Employee engagement and an organization’s ability to attract and maintain top talent are directly connected.
“If we don’t engage our people, they’re going to leave us,” says Trish Kordas, chief culture officer at $677 million asset Tucson (Ariz.) Federal Credit Union, who led a “deep dive” session Tuesday at the 2023 CUNA HR & Organizational Development Council Conference in San Diego. “Without engagement, we have unhappy employees and, of course, unhappy members. We are all trying to attract top talent and keep the people we have.”
From an HR perspective, engagement starts with tracking and measurement, according to Kordas.
Common metrics used to measure engagement include:
Kordas believes it's also important to keep in mind that some metrics don’t measure engagement, such as demographics.
“Demographics tell what your employee makeup is; it doesn’t tell you about their level of engagement,” Kordas says, adding that the time-to-hire metric "doesn’t tell us how engaged people are when they are at your credit union.”
Strategies to elevate engagement include internal leadership programs, total rewards strategies, community outreach initiatives, focus groups, and innovation and idea committees.
Many of these ideas don’t require a huge budget. Credit unions with lower budgets can establish employee resource groups, book clubs, and internal leadership and mentor programs, including programs for employees who don’t necessarily want to manage people.
Kordas says HR leaders must learn how to “defend the spend” by making a strong business case for their investments in engagement initiatives. Building that case includes the following components:
Tucson Federal's chief financial officer built a tool that measures the ROI of each initiative, allowing Kordas to "pop in a few numbers and share ROI in a quick way.”

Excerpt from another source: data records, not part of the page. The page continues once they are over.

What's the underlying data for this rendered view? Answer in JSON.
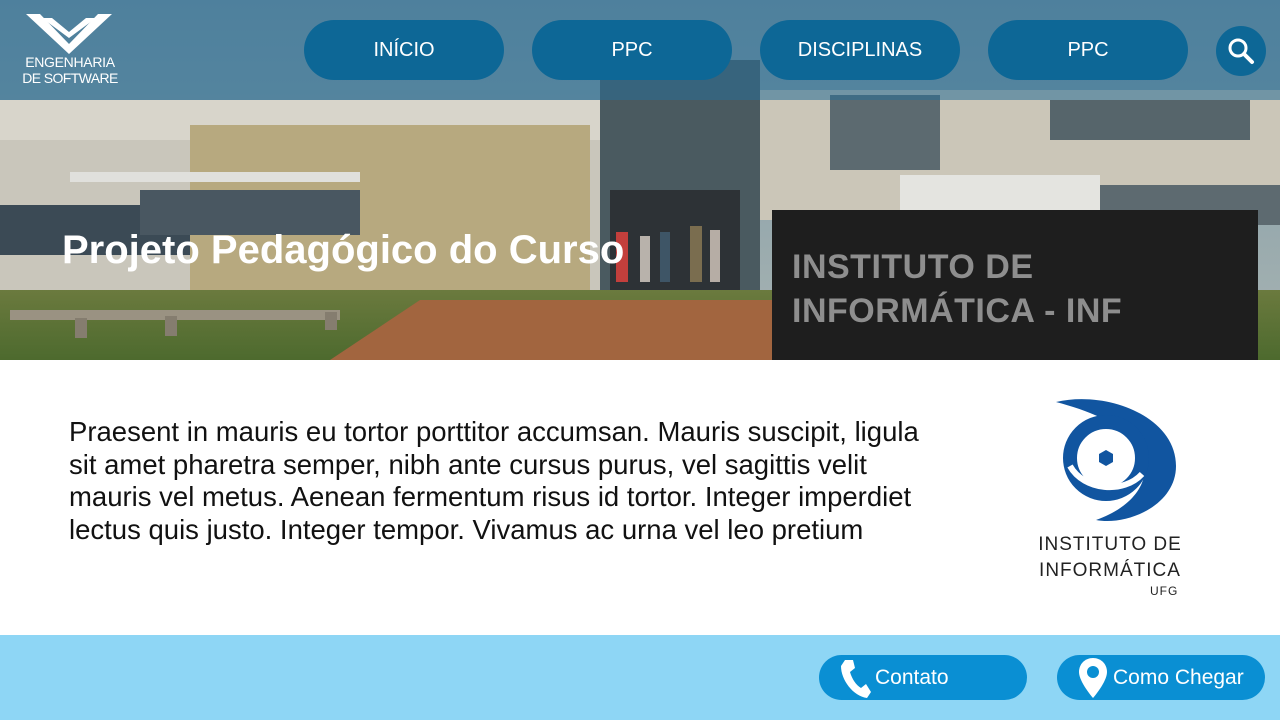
{
  "brand": {
    "line1": "ENGENHARIA",
    "line2": "DE SOFTWARE"
  },
  "nav": {
    "items": [
      {
        "label": "INÍCIO"
      },
      {
        "label": "PPC"
      },
      {
        "label": "DISCIPLINAS"
      },
      {
        "label": "PPC"
      }
    ],
    "search_icon": "search-icon"
  },
  "hero": {
    "title": "Projeto Pedagógico do Curso",
    "sign_line1": "INSTITUTO DE",
    "sign_line2": "INFORMÁTICA - INF"
  },
  "content": {
    "paragraph": "Praesent in mauris eu tortor porttitor accumsan. Mauris suscipit, ligula sit amet pharetra semper, nibh ante cursus purus, vel sagittis velit mauris vel metus. Aenean fermentum risus id tortor. Integer imperdiet lectus quis justo. Integer tempor. Vivamus ac urna vel leo pretium"
  },
  "institute_logo": {
    "line1": "INSTITUTO DE",
    "line2": "INFORMÁTICA",
    "line3": "UFG"
  },
  "footer": {
    "contact_label": "Contato",
    "contact_icon": "phone-icon",
    "directions_label": "Como Chegar",
    "directions_icon": "map-pin-icon"
  },
  "colors": {
    "nav_button": "#0d6796",
    "footer_bg": "#8ed6f5",
    "footer_button": "#0a8fd3",
    "logo_blue": "#1155a0"
  }
}
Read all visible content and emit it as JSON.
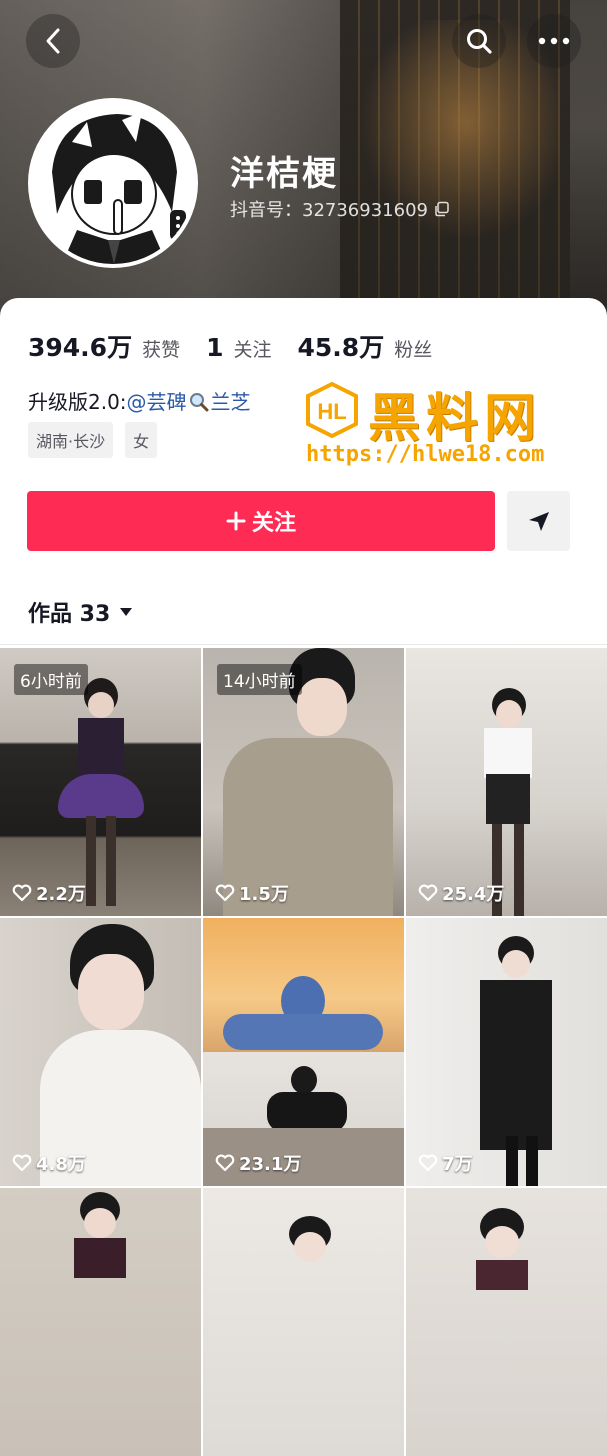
{
  "header": {
    "username": "洋桔梗",
    "douyin_id": "抖音号：32736931609"
  },
  "stats": [
    {
      "num": "394.6万",
      "label": "获赞"
    },
    {
      "num": "1",
      "label": "关注"
    },
    {
      "num": "45.8万",
      "label": "粉丝"
    }
  ],
  "bio": {
    "prefix": "升级版2.0:",
    "mention": "@芸碑",
    "suffix": "兰芝"
  },
  "tags": [
    "湖南·长沙",
    "女"
  ],
  "watermark": {
    "title": "黑料网",
    "logo_text": "HL",
    "url": "https://hlwe18.com"
  },
  "buttons": {
    "follow": "关注"
  },
  "works": {
    "label": "作品 33"
  },
  "videos": [
    {
      "timestamp": "6小时前",
      "likes": "2.2万"
    },
    {
      "timestamp": "14小时前",
      "likes": "1.5万"
    },
    {
      "timestamp": "",
      "likes": "25.4万"
    },
    {
      "timestamp": "",
      "likes": "4.8万"
    },
    {
      "timestamp": "",
      "likes": "23.1万"
    },
    {
      "timestamp": "",
      "likes": "7万"
    },
    {
      "timestamp": "",
      "likes": ""
    },
    {
      "timestamp": "",
      "likes": ""
    },
    {
      "timestamp": "",
      "likes": ""
    }
  ],
  "colors": {
    "accent": "#fe2c55",
    "mention": "#2b5aa8",
    "watermark": "#f6a400"
  }
}
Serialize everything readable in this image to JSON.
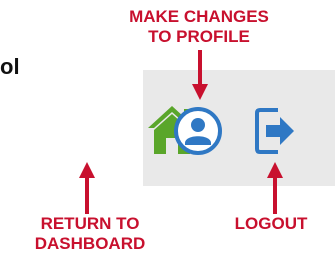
{
  "left_fragment": "ol",
  "callouts": {
    "profile": [
      "MAKE CHANGES",
      "TO PROFILE"
    ],
    "dashboard": [
      "RETURN TO",
      "DASHBOARD"
    ],
    "logout": "LOGOUT"
  },
  "icons": {
    "dashboard": "home-icon",
    "profile": "user-profile-icon",
    "logout": "logout-icon"
  },
  "colors": {
    "callout": "#c8102e",
    "home": "#5aa62a",
    "profile_logout": "#2f78c4",
    "toolbar_bg": "#e9e9e9"
  }
}
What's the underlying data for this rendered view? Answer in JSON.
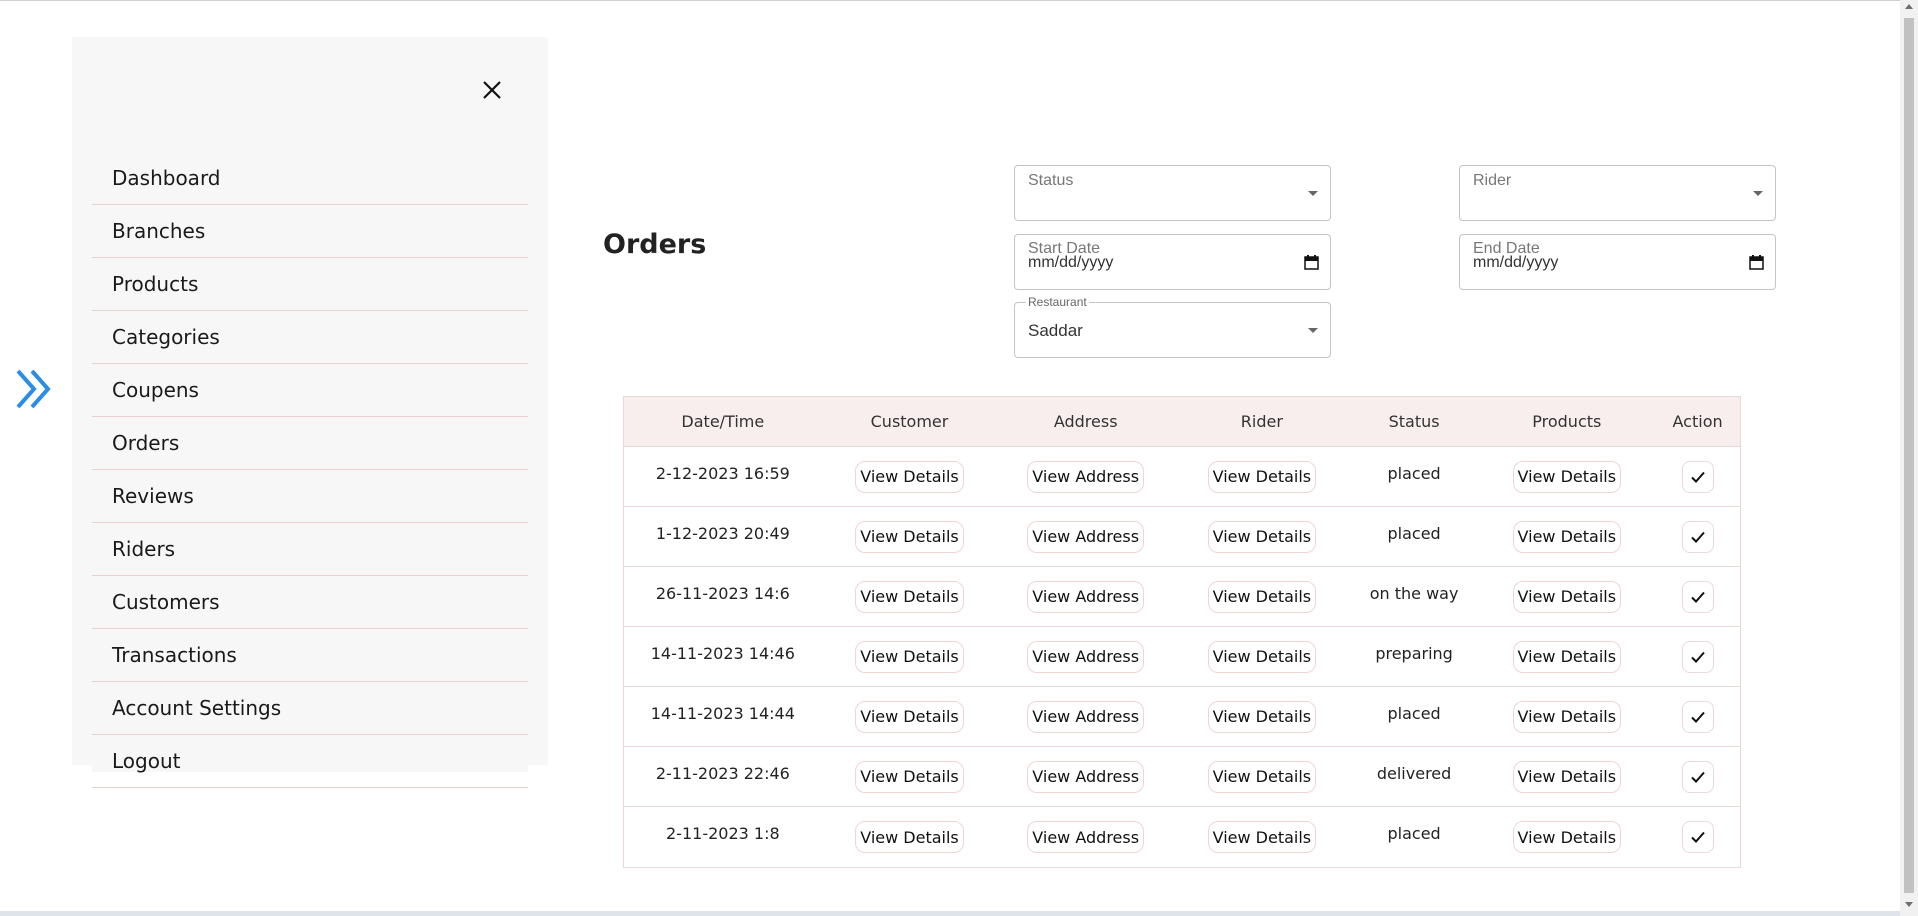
{
  "sidebar": {
    "items": [
      {
        "label": "Dashboard"
      },
      {
        "label": "Branches"
      },
      {
        "label": "Products"
      },
      {
        "label": "Categories"
      },
      {
        "label": "Coupens"
      },
      {
        "label": "Orders"
      },
      {
        "label": "Reviews"
      },
      {
        "label": "Riders"
      },
      {
        "label": "Customers"
      },
      {
        "label": "Transactions"
      },
      {
        "label": "Account Settings"
      },
      {
        "label": "Logout"
      }
    ],
    "close_icon": "close-icon",
    "expand_icon": "double-chevron-right-icon",
    "accent_color": "#2a8ee6"
  },
  "page": {
    "title": "Orders"
  },
  "filters": {
    "status": {
      "label": "Status",
      "value": ""
    },
    "rider": {
      "label": "Rider",
      "value": ""
    },
    "start_date": {
      "label": "Start Date",
      "value": "mm/dd/yyyy"
    },
    "end_date": {
      "label": "End Date",
      "value": "mm/dd/yyyy"
    },
    "restaurant": {
      "label": "Restaurant",
      "value": "Saddar"
    }
  },
  "table": {
    "headers": [
      "Date/Time",
      "Customer",
      "Address",
      "Rider",
      "Status",
      "Products",
      "Action"
    ],
    "buttons": {
      "customer": "View Details",
      "address": "View Address",
      "rider": "View Details",
      "products": "View Details"
    },
    "rows": [
      {
        "datetime": "2-12-2023 16:59",
        "status": "placed"
      },
      {
        "datetime": "1-12-2023 20:49",
        "status": "placed"
      },
      {
        "datetime": "26-11-2023 14:6",
        "status": "on the way"
      },
      {
        "datetime": "14-11-2023 14:46",
        "status": "preparing"
      },
      {
        "datetime": "14-11-2023 14:44",
        "status": "placed"
      },
      {
        "datetime": "2-11-2023 22:46",
        "status": "delivered"
      },
      {
        "datetime": "2-11-2023 1:8",
        "status": "placed"
      }
    ],
    "header_bg": "#f8eeee",
    "border_color": "#ead7d7"
  }
}
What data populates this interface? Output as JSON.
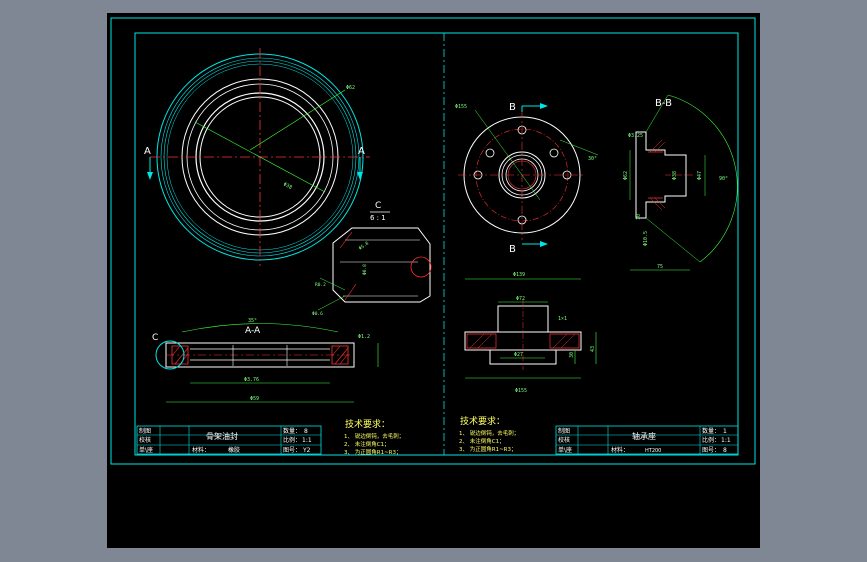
{
  "colors": {
    "background": "#7f8794",
    "canvas": "#000000",
    "frame": "#00e6e6",
    "outline": "#ffffff",
    "dimension": "#3cff3c",
    "centerline": "#ff3030",
    "hatch": "#ff3030",
    "note_text": "#ffff66"
  },
  "left_part": {
    "section_label": "A-A",
    "cut_label_a": "A",
    "detail_label": "C",
    "detail_scale": "6 : 1",
    "detail_ref": "C",
    "dims": {
      "outer": "Φ62",
      "inner": "Φ38",
      "angle": "35°",
      "bottom_inner": "Φ3.76",
      "bottom_outer": "Φ59",
      "right": "Φ1.2",
      "detail_a": "Φ5.8",
      "detail_b": "Φ0.8",
      "detail_c": "R0.2",
      "detail_d": "Φ0.6"
    },
    "notes_title": "技术要求：",
    "notes": [
      "1、 锐边倒钝，去毛刺；",
      "2、 未注倒角C1；",
      "3、 为正圆角R1~R3；"
    ],
    "title_block": {
      "design": "制图",
      "check": "校核",
      "name": "骨架油封",
      "qty_label": "数量：",
      "qty": "8",
      "scale_label": "比例：",
      "scale": "1:1",
      "unit": "单\\座",
      "material_label": "材料：",
      "material": "橡胶",
      "number_label": "图号：",
      "number": "Y2"
    }
  },
  "right_part": {
    "cut_label_b": "B",
    "section_label": "B-B",
    "dims": {
      "bolt_circle": "Φ155",
      "top_width": "Φ139",
      "boss": "Φ72",
      "bore": "Φ27",
      "bottom_width": "Φ155",
      "height_a": "43",
      "height_b": "30",
      "chamfer": "1×1",
      "sec_top": "Φ3.25",
      "sec_left": "Φ62",
      "sec_mid": "Φ38",
      "sec_right": "Φ47",
      "sec_small": "10",
      "sec_low": "Φ10.5",
      "sec_width": "75",
      "angle_right": "90°",
      "angle_top": "30°"
    },
    "notes_title": "技术要求：",
    "notes": [
      "1、 锐边倒钝，去毛刺；",
      "2、 未注倒角C1；",
      "3、 为正圆角R1~R3；"
    ],
    "title_block": {
      "design": "制图",
      "check": "校核",
      "name": "轴承座",
      "qty_label": "数量：",
      "qty": "1",
      "scale_label": "比例：",
      "scale": "1:1",
      "unit": "单\\座",
      "material_label": "材料：",
      "material": "HT200",
      "number_label": "图号：",
      "number": "8"
    }
  }
}
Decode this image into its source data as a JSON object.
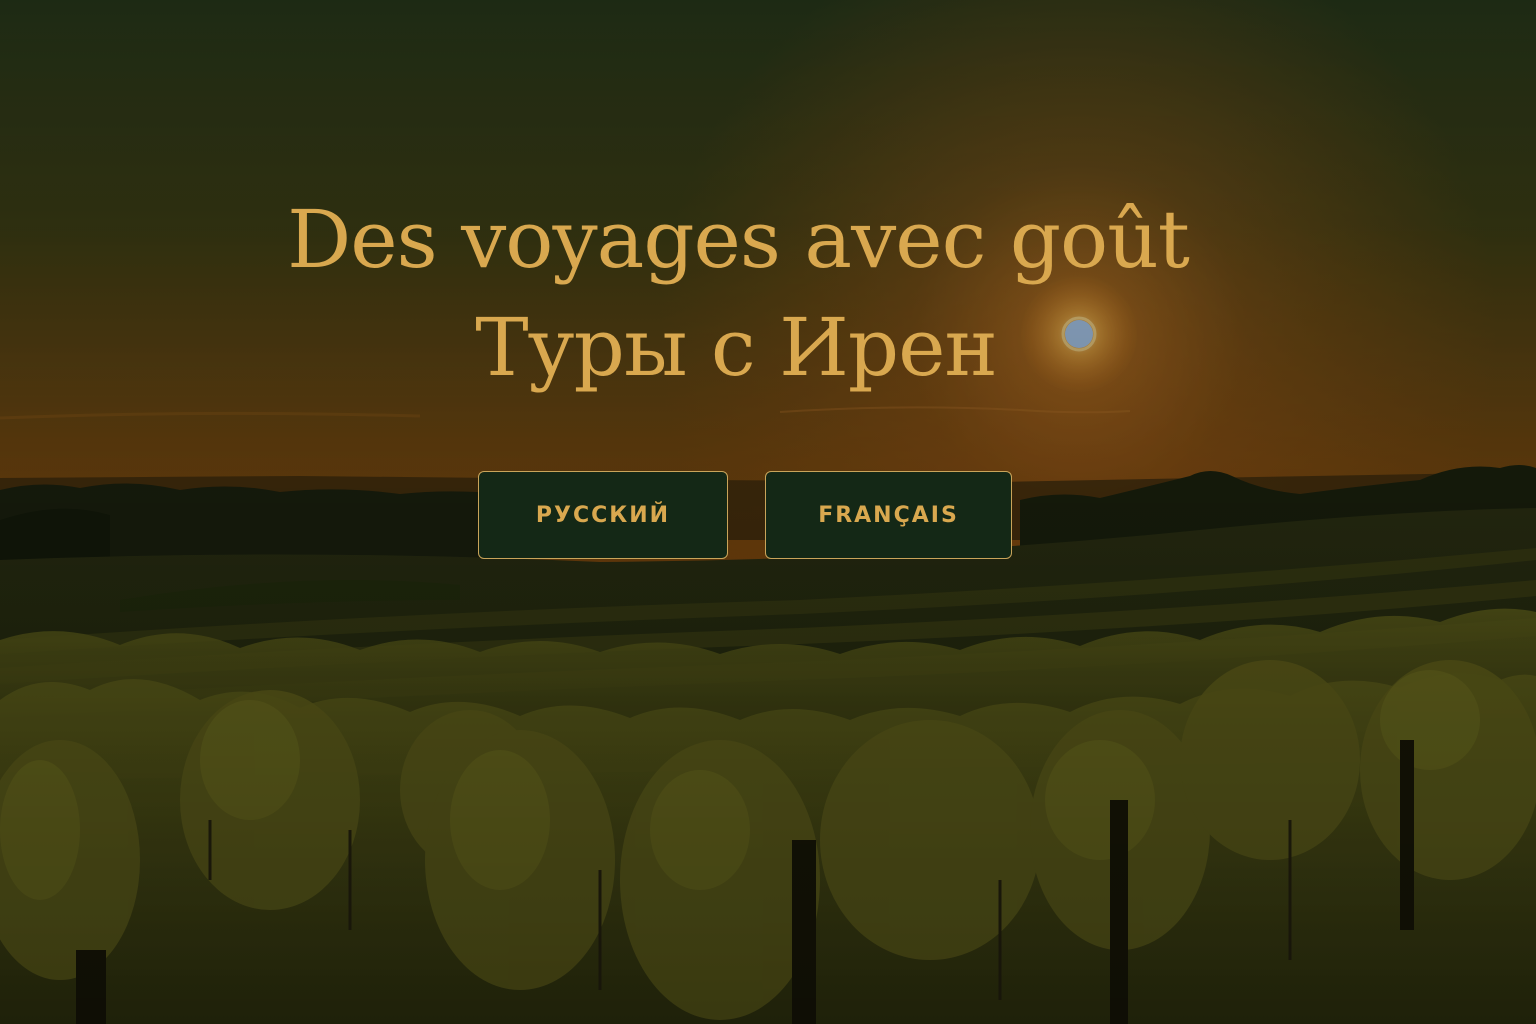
{
  "hero": {
    "title_line1": "Des voyages avec goût",
    "title_line2": "Туры с Ирен",
    "background_image": "vineyard-sunset"
  },
  "language_select": {
    "buttons": [
      {
        "label": "РУССКИЙ",
        "lang": "ru"
      },
      {
        "label": "FRANÇAIS",
        "lang": "fr"
      }
    ]
  },
  "colors": {
    "accent_gold": "#d9a84f",
    "button_bg": "#142816",
    "button_border": "#c9a45a"
  }
}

Attendees of Tuesday's session offered engagement ideas from their own credit unions, including: